-- Extracted entries --
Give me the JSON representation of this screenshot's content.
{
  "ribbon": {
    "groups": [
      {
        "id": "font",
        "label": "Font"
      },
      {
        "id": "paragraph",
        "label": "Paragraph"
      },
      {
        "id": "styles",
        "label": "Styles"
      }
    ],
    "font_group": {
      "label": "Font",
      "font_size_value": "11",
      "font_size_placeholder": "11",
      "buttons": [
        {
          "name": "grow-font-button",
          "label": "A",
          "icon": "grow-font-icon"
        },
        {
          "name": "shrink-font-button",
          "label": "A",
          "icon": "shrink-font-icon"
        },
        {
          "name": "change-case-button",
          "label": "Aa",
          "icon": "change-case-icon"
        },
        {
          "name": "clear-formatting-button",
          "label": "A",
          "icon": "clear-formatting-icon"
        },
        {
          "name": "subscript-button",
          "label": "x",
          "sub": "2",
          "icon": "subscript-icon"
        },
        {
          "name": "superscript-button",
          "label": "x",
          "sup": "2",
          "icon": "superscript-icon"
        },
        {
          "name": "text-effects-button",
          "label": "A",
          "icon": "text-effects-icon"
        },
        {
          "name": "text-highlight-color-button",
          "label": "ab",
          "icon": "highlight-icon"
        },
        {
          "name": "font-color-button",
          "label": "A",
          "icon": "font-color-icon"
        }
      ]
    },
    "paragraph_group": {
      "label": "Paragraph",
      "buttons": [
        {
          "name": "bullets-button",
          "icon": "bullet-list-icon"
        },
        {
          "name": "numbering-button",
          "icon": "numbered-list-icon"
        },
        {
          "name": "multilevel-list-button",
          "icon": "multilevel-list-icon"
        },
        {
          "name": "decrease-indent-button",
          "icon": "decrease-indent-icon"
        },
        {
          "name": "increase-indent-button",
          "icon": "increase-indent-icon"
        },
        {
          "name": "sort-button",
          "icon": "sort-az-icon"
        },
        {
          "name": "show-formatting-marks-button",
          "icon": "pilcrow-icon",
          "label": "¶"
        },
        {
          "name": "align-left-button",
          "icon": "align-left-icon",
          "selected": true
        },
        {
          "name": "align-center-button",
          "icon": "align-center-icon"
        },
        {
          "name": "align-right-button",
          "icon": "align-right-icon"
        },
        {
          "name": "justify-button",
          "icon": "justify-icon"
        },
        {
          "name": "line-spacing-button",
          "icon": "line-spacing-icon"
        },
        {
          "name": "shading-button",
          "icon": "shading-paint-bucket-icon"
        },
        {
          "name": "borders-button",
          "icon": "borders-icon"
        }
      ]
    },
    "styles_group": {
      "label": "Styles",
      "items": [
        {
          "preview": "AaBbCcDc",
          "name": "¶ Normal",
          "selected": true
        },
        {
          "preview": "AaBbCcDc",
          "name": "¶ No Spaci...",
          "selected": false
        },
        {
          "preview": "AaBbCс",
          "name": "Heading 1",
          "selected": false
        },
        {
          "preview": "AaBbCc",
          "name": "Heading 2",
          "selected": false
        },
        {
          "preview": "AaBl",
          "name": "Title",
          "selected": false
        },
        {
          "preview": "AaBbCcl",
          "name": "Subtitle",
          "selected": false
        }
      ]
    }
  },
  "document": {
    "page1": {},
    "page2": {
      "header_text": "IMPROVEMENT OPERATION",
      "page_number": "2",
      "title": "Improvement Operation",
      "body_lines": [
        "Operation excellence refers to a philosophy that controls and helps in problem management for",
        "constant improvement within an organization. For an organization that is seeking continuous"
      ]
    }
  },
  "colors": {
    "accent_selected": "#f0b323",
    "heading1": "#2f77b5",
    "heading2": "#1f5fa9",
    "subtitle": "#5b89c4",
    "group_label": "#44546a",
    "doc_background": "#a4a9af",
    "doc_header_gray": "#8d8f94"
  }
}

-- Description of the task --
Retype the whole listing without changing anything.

-- Exercise solution --
Give me the JSON representation of this screenshot's content.
{
  "ribbon": {
    "groups": [
      {
        "id": "font",
        "label": "Font"
      },
      {
        "id": "paragraph",
        "label": "Paragraph"
      },
      {
        "id": "styles",
        "label": "Styles"
      }
    ],
    "font_group": {
      "label": "Font",
      "font_size_value": "11",
      "font_size_placeholder": "11",
      "buttons": [
        {
          "name": "grow-font-button",
          "label": "A",
          "icon": "grow-font-icon"
        },
        {
          "name": "shrink-font-button",
          "label": "A",
          "icon": "shrink-font-icon"
        },
        {
          "name": "change-case-button",
          "label": "Aa",
          "icon": "change-case-icon"
        },
        {
          "name": "clear-formatting-button",
          "label": "A",
          "icon": "clear-formatting-icon"
        },
        {
          "name": "subscript-button",
          "label": "x",
          "sub": "2",
          "icon": "subscript-icon"
        },
        {
          "name": "superscript-button",
          "label": "x",
          "sup": "2",
          "icon": "superscript-icon"
        },
        {
          "name": "text-effects-button",
          "label": "A",
          "icon": "text-effects-icon"
        },
        {
          "name": "text-highlight-color-button",
          "label": "ab",
          "icon": "highlight-icon"
        },
        {
          "name": "font-color-button",
          "label": "A",
          "icon": "font-color-icon"
        }
      ]
    },
    "paragraph_group": {
      "label": "Paragraph",
      "buttons": [
        {
          "name": "bullets-button",
          "icon": "bullet-list-icon"
        },
        {
          "name": "numbering-button",
          "icon": "numbered-list-icon"
        },
        {
          "name": "multilevel-list-button",
          "icon": "multilevel-list-icon"
        },
        {
          "name": "decrease-indent-button",
          "icon": "decrease-indent-icon"
        },
        {
          "name": "increase-indent-button",
          "icon": "increase-indent-icon"
        },
        {
          "name": "sort-button",
          "icon": "sort-az-icon"
        },
        {
          "name": "show-formatting-marks-button",
          "icon": "pilcrow-icon",
          "label": "¶"
        },
        {
          "name": "align-left-button",
          "icon": "align-left-icon",
          "selected": true
        },
        {
          "name": "align-center-button",
          "icon": "align-center-icon"
        },
        {
          "name": "align-right-button",
          "icon": "align-right-icon"
        },
        {
          "name": "justify-button",
          "icon": "justify-icon"
        },
        {
          "name": "line-spacing-button",
          "icon": "line-spacing-icon"
        },
        {
          "name": "shading-button",
          "icon": "shading-paint-bucket-icon"
        },
        {
          "name": "borders-button",
          "icon": "borders-icon"
        }
      ]
    },
    "styles_group": {
      "label": "Styles",
      "items": [
        {
          "preview": "AaBbCcDc",
          "name": "¶ Normal",
          "selected": true
        },
        {
          "preview": "AaBbCcDc",
          "name": "¶ No Spaci...",
          "selected": false
        },
        {
          "preview": "AaBbCс",
          "name": "Heading 1",
          "selected": false
        },
        {
          "preview": "AaBbCc",
          "name": "Heading 2",
          "selected": false
        },
        {
          "preview": "AaBl",
          "name": "Title",
          "selected": false
        },
        {
          "preview": "AaBbCcl",
          "name": "Subtitle",
          "selected": false
        }
      ]
    }
  },
  "document": {
    "page1": {},
    "page2": {
      "header_text": "IMPROVEMENT OPERATION",
      "page_number": "2",
      "title": "Improvement Operation",
      "body_lines": [
        "Operation excellence refers to a philosophy that controls and helps in problem management for",
        "constant improvement within an organization. For an organization that is seeking continuous"
      ]
    }
  },
  "colors": {
    "accent_selected": "#f0b323",
    "heading1": "#2f77b5",
    "heading2": "#1f5fa9",
    "subtitle": "#5b89c4",
    "group_label": "#44546a",
    "doc_background": "#a4a9af",
    "doc_header_gray": "#8d8f94"
  }
}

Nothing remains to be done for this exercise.